● Assignment: Each record beneath this line is to be copied exactly.
-- Given data follows --
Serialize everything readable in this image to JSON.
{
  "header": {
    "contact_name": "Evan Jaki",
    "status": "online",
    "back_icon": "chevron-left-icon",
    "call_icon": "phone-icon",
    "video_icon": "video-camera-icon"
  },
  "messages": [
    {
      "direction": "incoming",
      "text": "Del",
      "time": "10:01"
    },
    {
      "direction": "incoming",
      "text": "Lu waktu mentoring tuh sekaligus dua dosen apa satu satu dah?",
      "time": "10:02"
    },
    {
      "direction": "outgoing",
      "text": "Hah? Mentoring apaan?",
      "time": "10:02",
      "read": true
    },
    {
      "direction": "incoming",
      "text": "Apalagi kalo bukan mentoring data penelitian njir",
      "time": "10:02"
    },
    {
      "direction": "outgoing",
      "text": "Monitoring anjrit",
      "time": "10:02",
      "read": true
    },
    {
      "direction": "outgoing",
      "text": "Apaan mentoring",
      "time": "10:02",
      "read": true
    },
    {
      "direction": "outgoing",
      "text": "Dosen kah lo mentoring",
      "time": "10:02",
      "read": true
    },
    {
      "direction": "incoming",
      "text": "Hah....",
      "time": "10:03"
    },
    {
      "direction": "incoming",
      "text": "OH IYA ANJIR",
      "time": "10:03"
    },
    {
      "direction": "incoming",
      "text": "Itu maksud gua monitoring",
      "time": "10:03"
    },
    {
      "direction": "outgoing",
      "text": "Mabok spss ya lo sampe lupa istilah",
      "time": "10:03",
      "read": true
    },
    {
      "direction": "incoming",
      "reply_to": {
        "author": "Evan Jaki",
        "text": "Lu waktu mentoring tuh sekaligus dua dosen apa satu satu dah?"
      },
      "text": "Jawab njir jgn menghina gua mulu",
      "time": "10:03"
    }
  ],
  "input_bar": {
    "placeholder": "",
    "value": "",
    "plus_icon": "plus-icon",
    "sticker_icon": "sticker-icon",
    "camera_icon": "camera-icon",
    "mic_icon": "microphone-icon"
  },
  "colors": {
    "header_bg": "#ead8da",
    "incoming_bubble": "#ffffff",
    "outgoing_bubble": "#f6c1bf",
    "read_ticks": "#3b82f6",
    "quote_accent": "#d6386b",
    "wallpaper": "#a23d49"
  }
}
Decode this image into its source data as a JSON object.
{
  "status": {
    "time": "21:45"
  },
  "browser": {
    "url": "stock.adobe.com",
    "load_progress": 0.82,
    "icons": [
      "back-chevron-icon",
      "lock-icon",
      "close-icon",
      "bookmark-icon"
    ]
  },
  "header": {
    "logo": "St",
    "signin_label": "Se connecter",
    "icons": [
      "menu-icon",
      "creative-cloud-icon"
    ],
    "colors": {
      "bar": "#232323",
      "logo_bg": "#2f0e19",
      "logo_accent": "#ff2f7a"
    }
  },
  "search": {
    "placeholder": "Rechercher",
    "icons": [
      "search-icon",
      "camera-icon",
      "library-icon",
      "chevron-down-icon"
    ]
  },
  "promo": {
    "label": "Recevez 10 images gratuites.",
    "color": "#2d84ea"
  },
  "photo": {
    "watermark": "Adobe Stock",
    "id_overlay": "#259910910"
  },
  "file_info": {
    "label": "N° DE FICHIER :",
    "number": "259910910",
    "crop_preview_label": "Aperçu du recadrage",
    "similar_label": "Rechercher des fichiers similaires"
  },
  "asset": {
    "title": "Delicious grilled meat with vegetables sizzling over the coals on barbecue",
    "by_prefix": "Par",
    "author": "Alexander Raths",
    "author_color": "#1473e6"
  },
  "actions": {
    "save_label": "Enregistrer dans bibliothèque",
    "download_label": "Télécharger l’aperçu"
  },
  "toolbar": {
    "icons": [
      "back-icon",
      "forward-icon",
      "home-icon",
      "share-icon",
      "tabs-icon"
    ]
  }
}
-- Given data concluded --
● Solution to the problem:
Serialize everything readable in this image to JSON.
{
  "header": {
    "contact_name": "Evan Jaki",
    "status": "online",
    "back_icon": "chevron-left-icon",
    "call_icon": "phone-icon",
    "video_icon": "video-camera-icon"
  },
  "messages": [
    {
      "direction": "incoming",
      "text": "Del",
      "time": "10:01"
    },
    {
      "direction": "incoming",
      "text": "Lu waktu mentoring tuh sekaligus dua dosen apa satu satu dah?",
      "time": "10:02"
    },
    {
      "direction": "outgoing",
      "text": "Hah? Mentoring apaan?",
      "time": "10:02",
      "read": true
    },
    {
      "direction": "incoming",
      "text": "Apalagi kalo bukan mentoring data penelitian njir",
      "time": "10:02"
    },
    {
      "direction": "outgoing",
      "text": "Monitoring anjrit",
      "time": "10:02",
      "read": true
    },
    {
      "direction": "outgoing",
      "text": "Apaan mentoring",
      "time": "10:02",
      "read": true
    },
    {
      "direction": "outgoing",
      "text": "Dosen kah lo mentoring",
      "time": "10:02",
      "read": true
    },
    {
      "direction": "incoming",
      "text": "Hah....",
      "time": "10:03"
    },
    {
      "direction": "incoming",
      "text": "OH IYA ANJIR",
      "time": "10:03"
    },
    {
      "direction": "incoming",
      "text": "Itu maksud gua monitoring",
      "time": "10:03"
    },
    {
      "direction": "outgoing",
      "text": "Mabok spss ya lo sampe lupa istilah",
      "time": "10:03",
      "read": true
    },
    {
      "direction": "incoming",
      "reply_to": {
        "author": "Evan Jaki",
        "text": "Lu waktu mentoring tuh sekaligus dua dosen apa satu satu dah?"
      },
      "text": "Jawab njir jgn menghina gua mulu",
      "time": "10:03"
    }
  ],
  "input_bar": {
    "placeholder": "",
    "value": "",
    "plus_icon": "plus-icon",
    "sticker_icon": "sticker-icon",
    "camera_icon": "camera-icon",
    "mic_icon": "microphone-icon"
  },
  "colors": {
    "header_bg": "#ead8da",
    "incoming_bubble": "#ffffff",
    "outgoing_bubble": "#f6c1bf",
    "read_ticks": "#3b82f6",
    "quote_accent": "#d6386b",
    "wallpaper": "#a23d49"
  }
}
Decode this image into its source data as a JSON object.
{
  "status": {
    "time": "21:45"
  },
  "browser": {
    "url": "stock.adobe.com",
    "load_progress": 0.82,
    "icons": [
      "back-chevron-icon",
      "lock-icon",
      "close-icon",
      "bookmark-icon"
    ]
  },
  "header": {
    "logo": "St",
    "signin_label": "Se connecter",
    "icons": [
      "menu-icon",
      "creative-cloud-icon"
    ],
    "colors": {
      "bar": "#232323",
      "logo_bg": "#2f0e19",
      "logo_accent": "#ff2f7a"
    }
  },
  "search": {
    "placeholder": "Rechercher",
    "icons": [
      "search-icon",
      "camera-icon",
      "library-icon",
      "chevron-down-icon"
    ]
  },
  "promo": {
    "label": "Recevez 10 images gratuites.",
    "color": "#2d84ea"
  },
  "photo": {
    "watermark": "Adobe Stock",
    "id_overlay": "#259910910"
  },
  "file_info": {
    "label": "N° DE FICHIER :",
    "number": "259910910",
    "crop_preview_label": "Aperçu du recadrage",
    "similar_label": "Rechercher des fichiers similaires"
  },
  "asset": {
    "title": "Delicious grilled meat with vegetables sizzling over the coals on barbecue",
    "by_prefix": "Par",
    "author": "Alexander Raths",
    "author_color": "#1473e6"
  },
  "actions": {
    "save_label": "Enregistrer dans bibliothèque",
    "download_label": "Télécharger l’aperçu"
  },
  "toolbar": {
    "icons": [
      "back-icon",
      "forward-icon",
      "home-icon",
      "share-icon",
      "tabs-icon"
    ]
  }
}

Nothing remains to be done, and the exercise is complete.